MANY political predictions turn out to be wide of the mark. Sometimes, when the political pundits get the predictions right, it is not their fault. Predictions can be right for the wrong reasons – or through complete happenstance.
Very occasionally predictors are truly brilliant and hit the bullseye; the posh word then is "perspicacious". And the rarity with which that word is aired speaks for itself.
There is a very dark side to all this apparently light-hearted musing on life this Monday morning. The truly sad part is that it took a gun-toting yob, who joined other gun-toting yobs to rob a people's bank last Friday night, and in the process murdered the young father of a family who was doing his duty, to bring this point home.
I'll quicken up here and pull this together. Clearly, I'm talking about the brutal murder of Detective Garda Adrian Donohoe in Louth last Friday night. But less clearly, I'm talking about the predictions made just weeks ago about the coming political year, 2013.
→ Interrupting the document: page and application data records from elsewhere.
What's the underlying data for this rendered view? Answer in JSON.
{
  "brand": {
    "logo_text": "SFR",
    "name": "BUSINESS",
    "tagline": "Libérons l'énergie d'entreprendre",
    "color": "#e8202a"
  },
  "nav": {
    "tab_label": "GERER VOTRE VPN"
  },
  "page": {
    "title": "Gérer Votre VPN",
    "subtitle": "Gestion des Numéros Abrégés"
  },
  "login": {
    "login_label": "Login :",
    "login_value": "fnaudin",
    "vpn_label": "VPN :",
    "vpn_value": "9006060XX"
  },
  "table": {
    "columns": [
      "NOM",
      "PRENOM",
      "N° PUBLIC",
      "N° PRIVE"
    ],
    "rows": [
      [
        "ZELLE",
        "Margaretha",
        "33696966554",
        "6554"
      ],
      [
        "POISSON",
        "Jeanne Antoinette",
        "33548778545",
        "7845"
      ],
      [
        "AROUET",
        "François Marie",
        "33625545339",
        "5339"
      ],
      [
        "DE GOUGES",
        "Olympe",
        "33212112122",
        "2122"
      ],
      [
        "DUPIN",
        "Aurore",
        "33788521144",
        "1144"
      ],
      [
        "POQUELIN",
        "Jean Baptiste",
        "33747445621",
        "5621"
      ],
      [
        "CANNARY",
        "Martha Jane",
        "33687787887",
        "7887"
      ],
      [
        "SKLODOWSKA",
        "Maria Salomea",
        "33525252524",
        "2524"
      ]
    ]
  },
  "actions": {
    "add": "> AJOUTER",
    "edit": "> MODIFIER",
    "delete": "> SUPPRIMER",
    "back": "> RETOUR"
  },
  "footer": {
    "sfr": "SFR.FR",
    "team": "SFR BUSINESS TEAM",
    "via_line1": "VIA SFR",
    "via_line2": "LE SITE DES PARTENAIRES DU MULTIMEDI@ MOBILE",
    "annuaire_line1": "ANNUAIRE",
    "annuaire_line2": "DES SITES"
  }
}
Hands up, I number among all the other writers who wrote and spoke about exiting the EU- IMF bailout; getting a deal on bank debt; resolving the 30-year national confusion about abortion; keeping a troubled Fine Gael-Labour Coalition together; preparing for June 2014 local and European elections; and some other political odds and sods. Those items still stand as leading the 2013 political agenda – but one issue was universally missed.
What was the one we all missed? Well, the official term is "security".
Most of us know it as the ability to walk the streets safely, to go to the credit union or wherever without being robbed or worse, to eat, sleep and live in a sense of relative security. Hand-in-glove with this sense of security runs a need to know that our localities are being policed.
In saying all that, we must also acknowledge that Justice Minister Alan Shatter is right to say that this killing could happen outside any credit union anywhere on any Friday night. It could happen any time in the case of any shop, bar or other place reputed to have sums of cash.
But it did happen in the week which saw the beginning of the planned closure of 100 garda stations across the country. It happened in the week in which those unlikely rebels, the Association of Garda Sergeants and Inspectors, withdrew in frustration from public service pay and re-organisation talks. It happened as we picked up more intelligence generally about a lowering of morale in the ranks of the gardai.
We have known for a long time about the continuing threat of drug gangs, and other criminality going on across the country. We have known about the roaming gangs of robbers carrying out crude raids on vulnerable people. We have also known about the merger and overlap of these activities with those so-called "dissident republicans" – atrocious abuse of language though that term is.
It took Adrian Donohoe's murder to put a shape on a growing national unease about ordinary people's security. It took that not-entirely-unexpected atrocity to sharpen the focus in an overdue national debate. Amid the near-universal sadness at the death of a decent family man, there is an opportunity for a level-headed political debate which must begin as soon as is decent.
There is a certain realpolitik which will inform any such debate. Yesterday saw the publication of two opinion polls which brought mixed news for the Government. It was universally bad news for Labour, whose slide continues. Fine Gael has grounds for arguing that it is not such bad news at all – given that its work of two years has been the universal dishing out of cutbacks and other misery.
But Fine Gael TDs, who are reminded every week about this public fear of crime at their clinics, will have noticed a source of great potential worry in these surveys. It is that Fianna Fail is creeping back in to the public's regard.
In fact, if you want to set more store by the 'Behaviour & Attitudes' poll for the ' Sunday Times', the Fine Gael-Fianna Fail gap is just 2pc. Even if you want to go with the 'RedC' survey for the 'Sunday Business Post' the gap is just 7pc.
Let's recall that in the February 2011 General Election Fine Gael polled 36pc, returning 76 TDs, to Fianna Fail's 17pc and 20 TDs.
For so many voters, Fine Gael is nothing if not the party of law and order. They are the ones who delivered an unarmed civilian police force and a concept of consensual law and order with which the bulk of us agree.
Mr Shatter is right to argue that this country has to continue cutting public expenditure. This coming year we are set to borrow €12bn from our EU partners to maintain public services, including policing. He and senior garda managers have to find ways of doing more with less.
But the events of the weekend remind us that there are limits to everything – especially security spending cutbacks.
It is time for some serious thinking and talking about policing.